GE would not be the company it is today without its employees. From working mothers to U.S. military veterans, GE has a diverse team that should be recognized and celebrated. So, we created a series called the “Quick Six”—six questions we are asking employees to help us learn about their talents and backgrounds. Together, GE works.
In our second installation of Quick Six, The Bike Shop sat down with Raj Das, the general manager of GE Aviation’s Military manufacturing programs in Lynn, Massachusetts.
How long have you been in your current position, and could you provide a brief overview of what you do?
I have been in our military division for six years now. Our team is responsible for ensuring that our new product and production engine programs meet our business objectives by working across the engineering, supply chain and project matrix.
How did you end up in this position? Did you always want to work in Aviation?
I spent 28 years in GE Aviation’s supply chain learning how to make parts and build engines. I joined supply chain as I loved to make things. I have stayed for 35 years because we have a great technology business, I enjoy the challenges and find it very rewarding.
What motivates or inspires you to work hard?
I am motivated to find solutions to business challenges and help early-career co-workers see the opportunities that exist.
What has been a lesson you’ve learned while working at GE? Do you have any advice for other people?
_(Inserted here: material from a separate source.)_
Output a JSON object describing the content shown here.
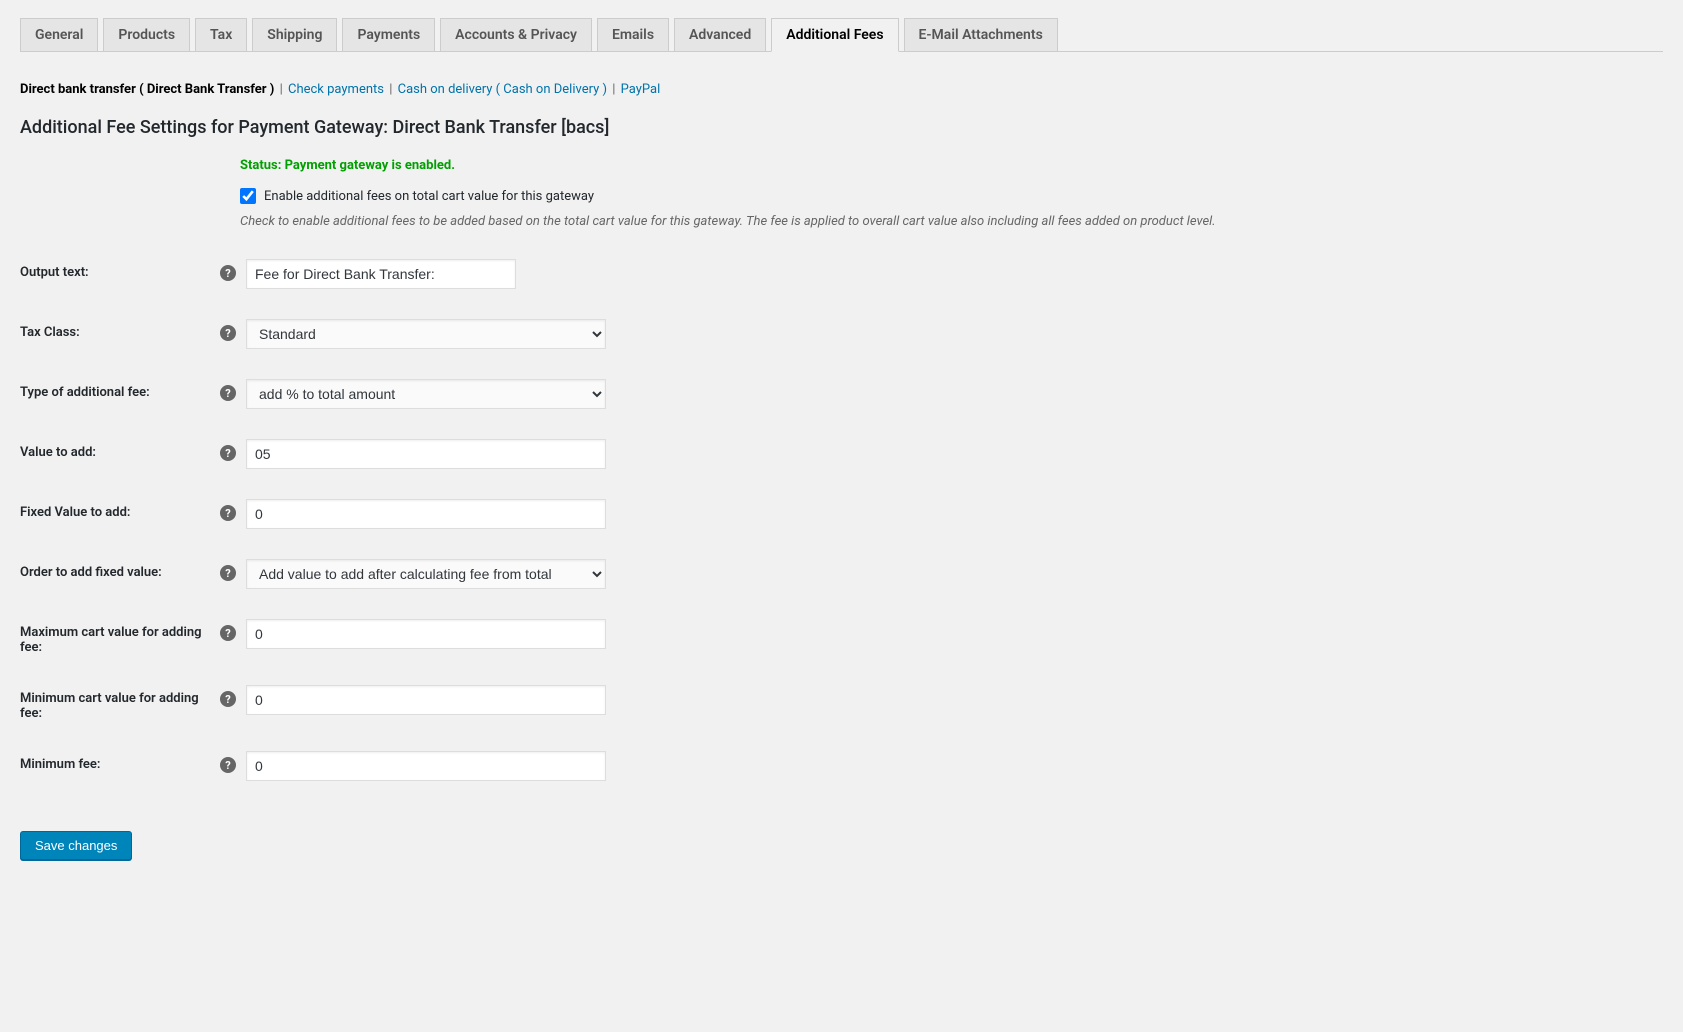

There are always solutions if you ask enough people for help and believe there is a path to success, even if you may just not know what it is yet. My advice is that you have to create your own opportunities, and then it is up to you to determine what you do with them.
What is your favorite engine and why, and could you draw a picture of it?
My favorite engine has to be the F414. I took my first new product role in 1990 and worked on the rigs and first engine that was tested. Then when I ran Lynn engine assembly in 1998, we built the first 15 production engines. In 2002 I was working F414 manufacturing programs when the first Super Hornet deployment took place on the USS Lincoln. In the past year, we shipped the 1500th engine.
What is one potentially surprising thing that people don’t know about you?
I am an avid photographer who is fascinated by the technical and artistic aspects that go into making a remarkable image.
Did you know Quick Six is a series? Read our previous features:
- Quick Six with Katie Culic, a Military advanced programs project manager in Cincinnati, Ohio.